We first need to consider context: King County has one of the finest EMS systems in the world, so we should work hard to preserve and strengthen its core commitment to accountability, measurement, and improvement. The participants of the team involve citizens, emergency dispatch, law enforcement, fire department EMT, paramedic, private ambulance, and hospitals. All these groups work together to place the patient first, and we need to stay true to this interdependent team concept that prioritizes clinical outcomes. Thus we need to evaluate change – as often change in one domain will have unexpected or even unintended consequence. We need to be both innovative but also discerning as our EMS evolves to improve.

I think perhaps this is the challenge then – to maintain our regional approach to EMS here in King County. The dispatch, EMTs, and paramedics are trained to common and high standard through a range of resources including King County EMS, University of Washington Paramedic Training, and perhaps most importantly the commitment and effort by the individual EMS organizations. There is friendly rivalry across EMS organizations but also a willingness to share best practices and help neighbors. I see this collaboration currently as multiple stakeholders work together to deliver the best curriculum to train new EMTs. We are better as a collective who works together and relies on one another.

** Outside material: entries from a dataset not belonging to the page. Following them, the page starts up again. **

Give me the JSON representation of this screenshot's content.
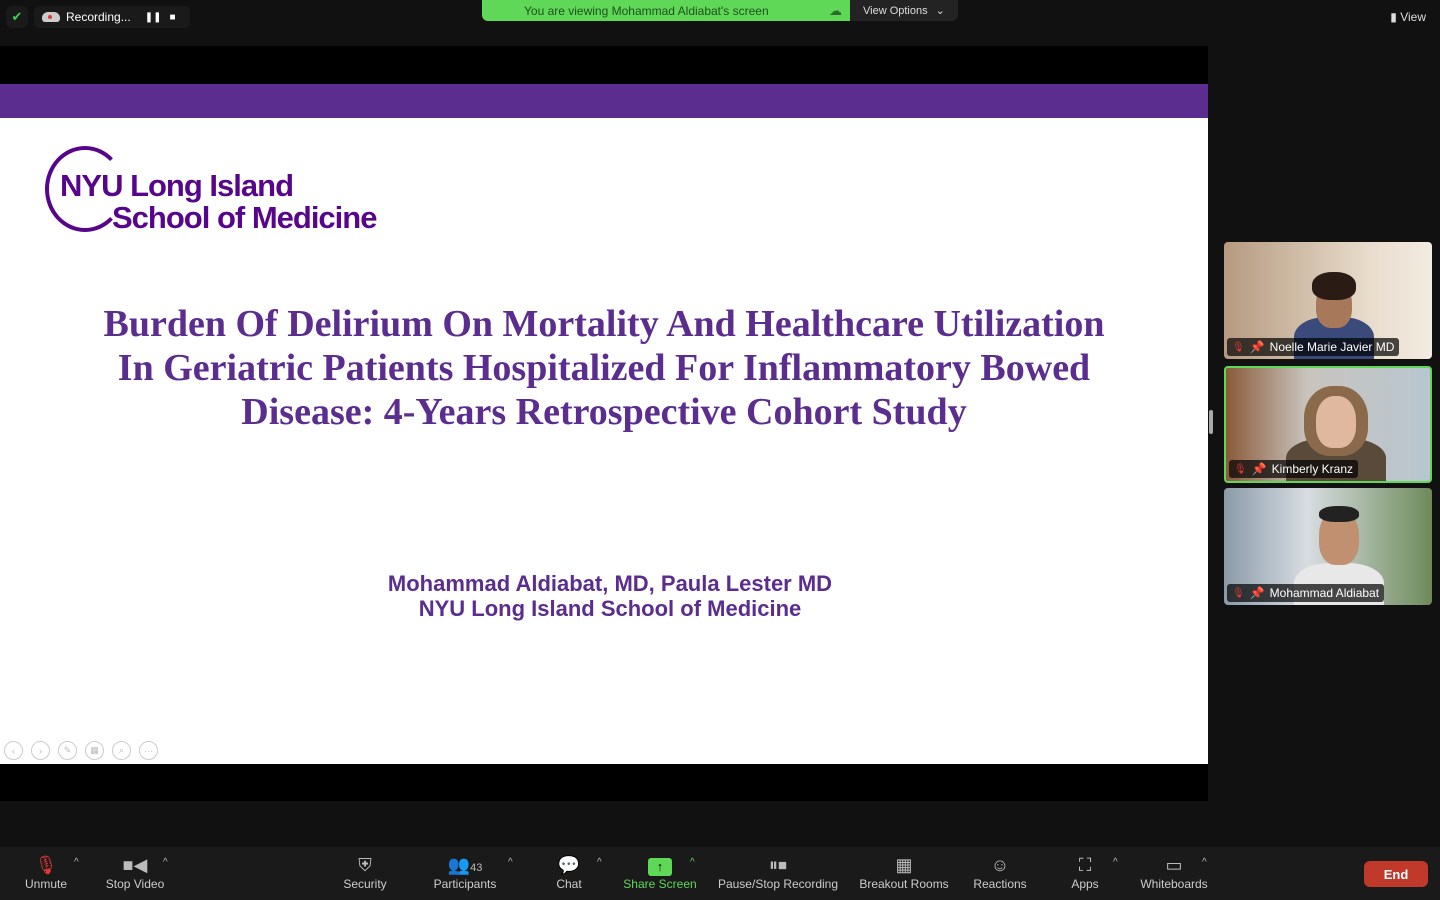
{
  "topbar": {
    "recording_label": "Recording...",
    "viewing_banner": "You are viewing Mohammad Aldiabat's screen",
    "view_options": "View Options",
    "view": "View"
  },
  "slide": {
    "logo_line1": "NYU Long Island",
    "logo_line2": "School of Medicine",
    "title": "Burden Of Delirium On Mortality And Healthcare Utilization In Geriatric Patients Hospitalized For Inflammatory Bowed Disease: 4-Years Retrospective Cohort Study",
    "authors": "Mohammad Aldiabat, MD, Paula Lester MD",
    "institution": "NYU Long Island School of Medicine"
  },
  "participants_video": [
    {
      "name": "Noelle Marie Javier MD"
    },
    {
      "name": "Kimberly Kranz"
    },
    {
      "name": "Mohammad Aldiabat"
    }
  ],
  "toolbar": {
    "unmute": "Unmute",
    "stop_video": "Stop Video",
    "security": "Security",
    "participants": "Participants",
    "participant_count": "43",
    "chat": "Chat",
    "share_screen": "Share Screen",
    "pause_stop_recording": "Pause/Stop Recording",
    "breakout_rooms": "Breakout Rooms",
    "reactions": "Reactions",
    "apps": "Apps",
    "whiteboards": "Whiteboards",
    "end": "End"
  },
  "colors": {
    "accent_green": "#5fd857",
    "slide_purple": "#5b2d8e",
    "end_red": "#c0392b"
  }
}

As a consequence of this regional dynamic, we have an equitable EMS system that provides the very best care to each person when an emergency occurs. This approach has enabled prehospital excellence throughout all of King County. My hope is that we can strengthen these regional relationships as we look to advance emergency medical care here in King County.

Featured image via StopCRP1st.

Originally posted on May 26, 2017.